Businesses face a big challenge in coping with changing economies and technologies. New systems that are designed today may not be enough to cater to the business needs of the very near future. Open source technologies release newer versions frequently, each boasting of significant improvement over its previous version.
It is very important to have a strong systems architecture to survive these changes. The architecture needs to be flexible and scalable to provide future-proof systems.
Service-oriented Architecture (SOA) has emerged to be a very popular architectural pattern to address these issues. The basic premise of SOA is of implementing loosely coupled services.
Every single service is designed to perform one or a collection of related service operations. It includes a re-usable piece of code that could be used throughout an application to perform different business operations, even by grouping it with other services.
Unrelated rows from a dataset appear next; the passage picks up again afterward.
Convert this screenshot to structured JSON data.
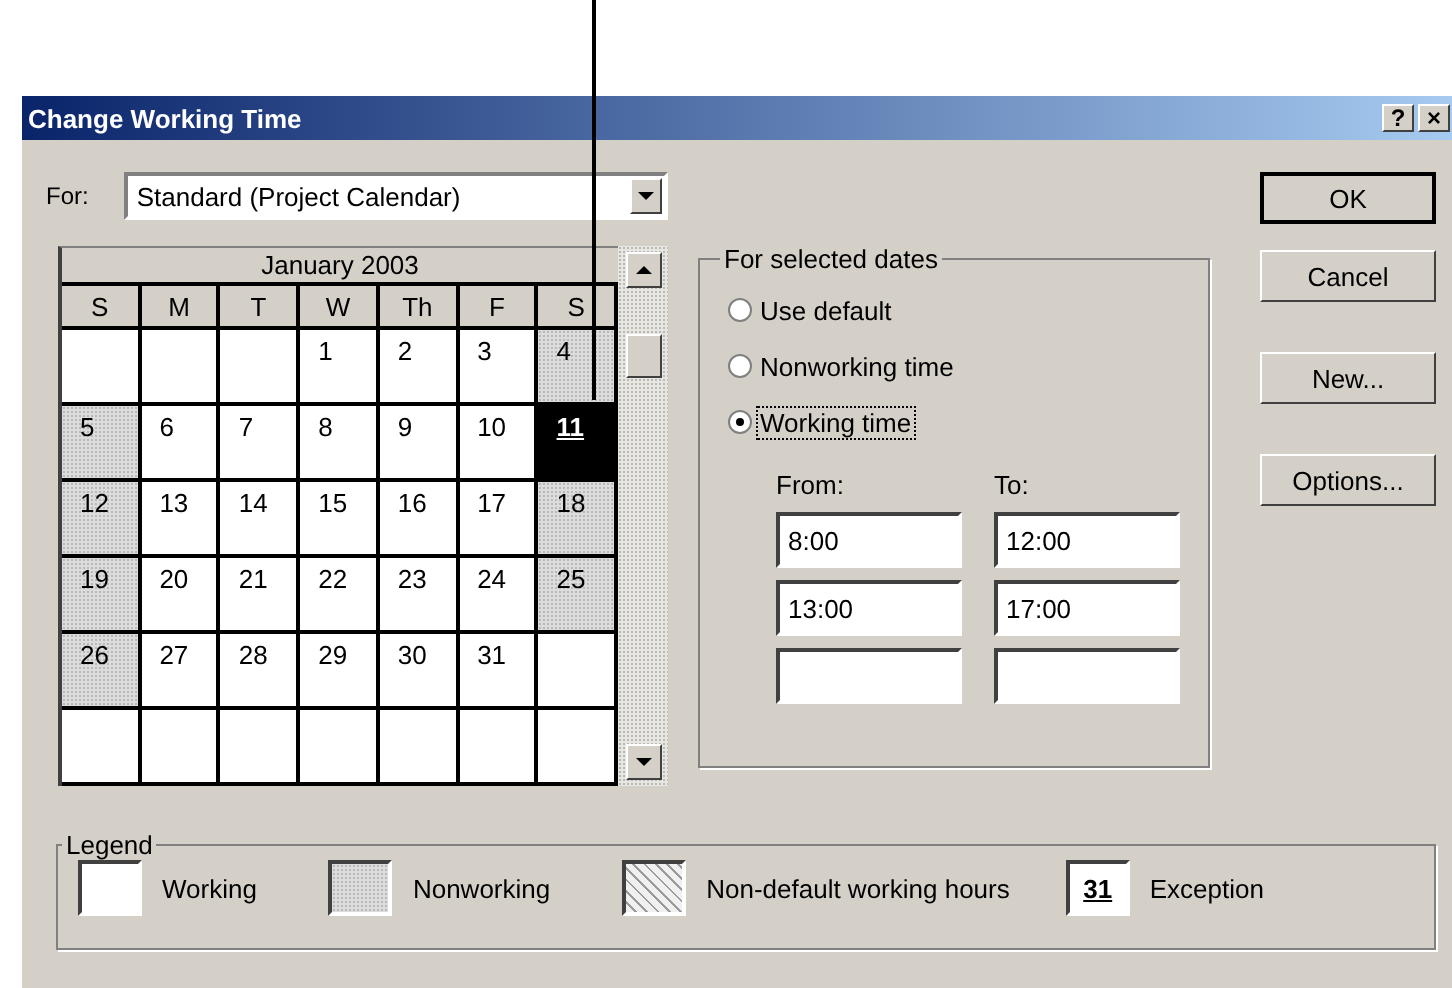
{
  "window": {
    "title": "Change Working Time",
    "buttons": [
      "?",
      "×"
    ]
  },
  "for_field": {
    "label": "For:",
    "value": "Standard (Project Calendar)"
  },
  "calendar": {
    "month": "January 2003",
    "weekdays": [
      "S",
      "M",
      "T",
      "W",
      "Th",
      "F",
      "S"
    ],
    "weeks": [
      [
        {
          "kind": "blank"
        },
        {
          "kind": "blank"
        },
        {
          "kind": "blank"
        },
        {
          "kind": "day",
          "day": "1",
          "nonworking": false,
          "selected": false
        },
        {
          "kind": "day",
          "day": "2",
          "nonworking": false,
          "selected": false
        },
        {
          "kind": "day",
          "day": "3",
          "nonworking": false,
          "selected": false
        },
        {
          "kind": "day",
          "day": "4",
          "nonworking": true,
          "selected": false
        }
      ],
      [
        {
          "kind": "day",
          "day": "5",
          "nonworking": true,
          "selected": false
        },
        {
          "kind": "day",
          "day": "6",
          "nonworking": false,
          "selected": false
        },
        {
          "kind": "day",
          "day": "7",
          "nonworking": false,
          "selected": false
        },
        {
          "kind": "day",
          "day": "8",
          "nonworking": false,
          "selected": false
        },
        {
          "kind": "day",
          "day": "9",
          "nonworking": false,
          "selected": false
        },
        {
          "kind": "day",
          "day": "10",
          "nonworking": false,
          "selected": false
        },
        {
          "kind": "day",
          "day": "11",
          "selected": true,
          "exception": true
        }
      ],
      [
        {
          "kind": "day",
          "day": "12",
          "nonworking": true,
          "selected": false
        },
        {
          "kind": "day",
          "day": "13",
          "nonworking": false,
          "selected": false
        },
        {
          "kind": "day",
          "day": "14",
          "nonworking": false,
          "selected": false
        },
        {
          "kind": "day",
          "day": "15",
          "nonworking": false,
          "selected": false
        },
        {
          "kind": "day",
          "day": "16",
          "nonworking": false,
          "selected": false
        },
        {
          "kind": "day",
          "day": "17",
          "nonworking": false,
          "selected": false
        },
        {
          "kind": "day",
          "day": "18",
          "nonworking": true,
          "selected": false
        }
      ],
      [
        {
          "kind": "day",
          "day": "19",
          "nonworking": true,
          "selected": false
        },
        {
          "kind": "day",
          "day": "20",
          "nonworking": false,
          "selected": false
        },
        {
          "kind": "day",
          "day": "21",
          "nonworking": false,
          "selected": false
        },
        {
          "kind": "day",
          "day": "22",
          "nonworking": false,
          "selected": false
        },
        {
          "kind": "day",
          "day": "23",
          "nonworking": false,
          "selected": false
        },
        {
          "kind": "day",
          "day": "24",
          "nonworking": false,
          "selected": false
        },
        {
          "kind": "day",
          "day": "25",
          "nonworking": true,
          "selected": false
        }
      ],
      [
        {
          "kind": "day",
          "day": "26",
          "nonworking": true,
          "selected": false
        },
        {
          "kind": "day",
          "day": "27",
          "nonworking": false,
          "selected": false
        },
        {
          "kind": "day",
          "day": "28",
          "nonworking": false,
          "selected": false
        },
        {
          "kind": "day",
          "day": "29",
          "nonworking": false,
          "selected": false
        },
        {
          "kind": "day",
          "day": "30",
          "nonworking": false,
          "selected": false
        },
        {
          "kind": "day",
          "day": "31",
          "nonworking": false,
          "selected": false
        },
        {
          "kind": "blank"
        }
      ],
      [
        {
          "kind": "blank"
        },
        {
          "kind": "blank"
        },
        {
          "kind": "blank"
        },
        {
          "kind": "blank"
        },
        {
          "kind": "blank"
        },
        {
          "kind": "blank"
        },
        {
          "kind": "blank"
        }
      ]
    ]
  },
  "selected_dates": {
    "title": "For selected dates",
    "options": [
      {
        "label": "Use default",
        "selected": false,
        "focused": false
      },
      {
        "label": "Nonworking time",
        "selected": false,
        "focused": false
      },
      {
        "label": "Working time",
        "selected": true,
        "focused": true
      }
    ],
    "from_label": "From:",
    "to_label": "To:",
    "times": [
      {
        "kind": "filled",
        "from": "8:00",
        "to": "12:00"
      },
      {
        "kind": "filled",
        "from": "13:00",
        "to": "17:00"
      },
      {
        "kind": "empty"
      }
    ]
  },
  "buttons": [
    {
      "label": "OK",
      "default": true
    },
    {
      "label": "Cancel",
      "default": false
    },
    {
      "label": "New...",
      "default": false
    },
    {
      "label": "Options...",
      "default": false
    }
  ],
  "legend": {
    "title": "Legend",
    "items": [
      {
        "kind": "working",
        "label": "Working"
      },
      {
        "kind": "nonworking",
        "label": "Nonworking"
      },
      {
        "kind": "nondefault",
        "label": "Non-default working hours"
      },
      {
        "kind": "exception",
        "label": "Exception",
        "sample": "31"
      }
    ]
  }
}
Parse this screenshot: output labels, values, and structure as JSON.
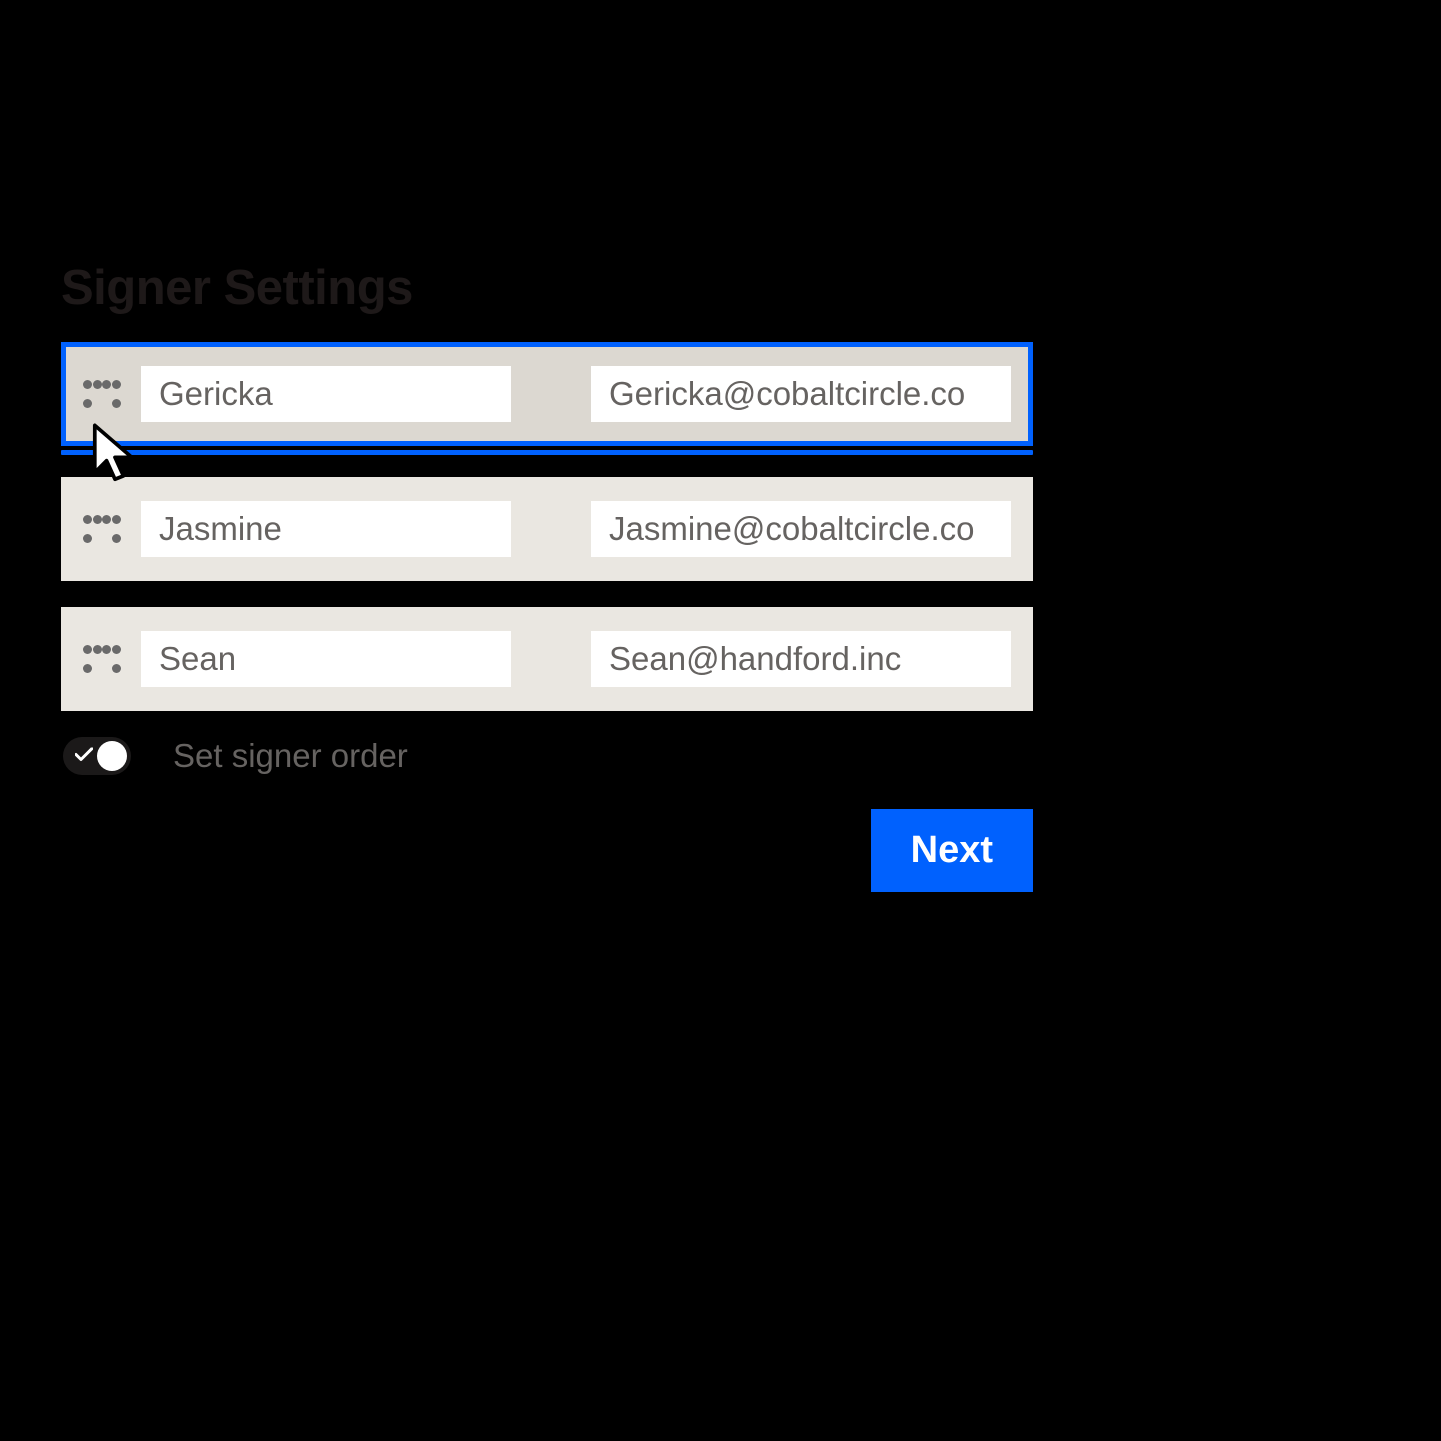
{
  "title": "Signer Settings",
  "signers": [
    {
      "name": "Gericka",
      "email": "Gericka@cobaltcircle.co",
      "selected": true
    },
    {
      "name": "Jasmine",
      "email": "Jasmine@cobaltcircle.co",
      "selected": false
    },
    {
      "name": "Sean",
      "email": "Sean@handford.inc",
      "selected": false
    }
  ],
  "toggle": {
    "label": "Set signer order",
    "on": true
  },
  "next_label": "Next",
  "colors": {
    "accent": "#0061fe",
    "row_bg": "#eae7e1",
    "row_selected_bg": "#dcd8d1"
  }
}
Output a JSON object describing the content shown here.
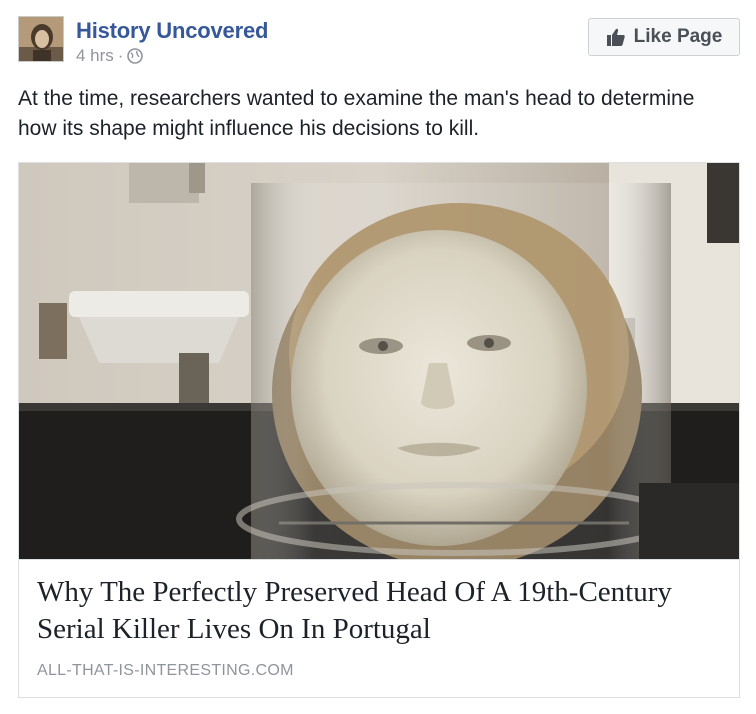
{
  "post": {
    "page_name": "History Uncovered",
    "timestamp": "4 hrs",
    "separator": "·",
    "audience_icon": "globe-icon",
    "like_button_label": "Like Page",
    "like_button_icon": "thumbs-up-icon",
    "text": "At the time, researchers wanted to examine the man's head to determine how its shape might influence his decisions to kill."
  },
  "link": {
    "title": "Why The Perfectly Preserved Head Of A 19th-Century Serial Killer Lives On In Portugal",
    "domain": "ALL-THAT-IS-INTERESTING.COM"
  },
  "colors": {
    "page_name": "#365899",
    "meta_text": "#90949c",
    "body_text": "#1d2129",
    "button_bg": "#f6f7f9",
    "border": "#dddfe2"
  }
}
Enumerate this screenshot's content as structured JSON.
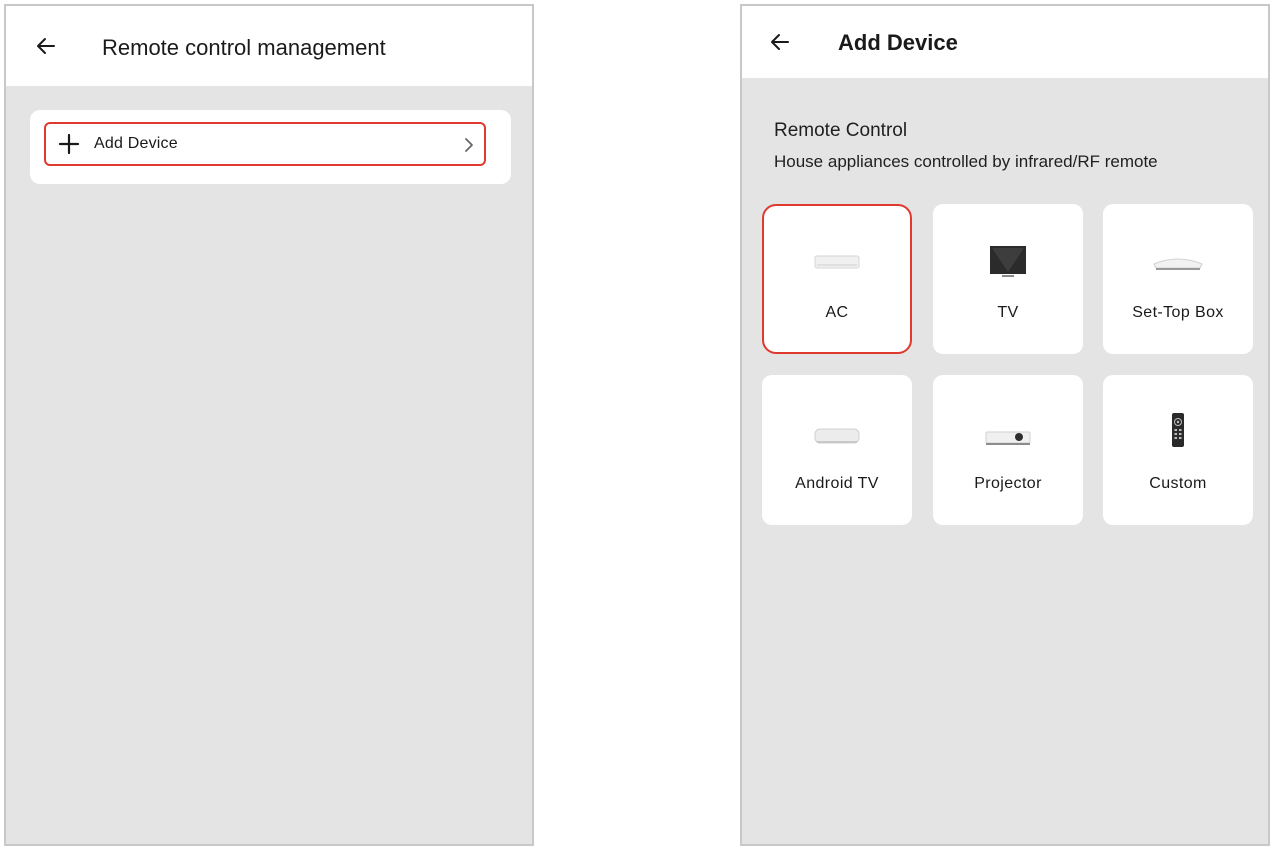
{
  "left_screen": {
    "title": "Remote control management",
    "add_device_label": "Add Device"
  },
  "right_screen": {
    "title": "Add Device",
    "section_title": "Remote Control",
    "section_subtitle": "House appliances controlled by infrared/RF remote",
    "devices": [
      {
        "label": "AC",
        "icon": "air-conditioner-icon",
        "selected": true
      },
      {
        "label": "TV",
        "icon": "tv-icon",
        "selected": false
      },
      {
        "label": "Set-Top Box",
        "icon": "set-top-box-icon",
        "selected": false
      },
      {
        "label": "Android TV",
        "icon": "android-tv-box-icon",
        "selected": false
      },
      {
        "label": "Projector",
        "icon": "projector-icon",
        "selected": false
      },
      {
        "label": "Custom",
        "icon": "remote-icon",
        "selected": false
      }
    ]
  },
  "colors": {
    "highlight": "#e0392f",
    "background": "#e4e4e4",
    "card": "#ffffff"
  }
}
Adopting SOA helps in delivering highly scalable solutions. Incorporating changing business needs is fairly easy with its plug-in architectural pattern. SOA speeds up custom application development with improved data integration.
From a business perspective, SOA offers more effective integration with business partners. It helps to reuse existing assets, thereby reducing time to market. SOA also provides a platform to align business with IT.
Whether you are architecting a new solution or re-designing existing ones, there are certain guidelines for adopting SOA
SOA solution vendors mostly offer a range of services, like Service enablement and Service migration, based on Service-oriented Architecture. Vendors like eInfochips provide SOA-based solutions for cloud enablement, REST API provisioning, data migration and integrating with legacy systems to name a few.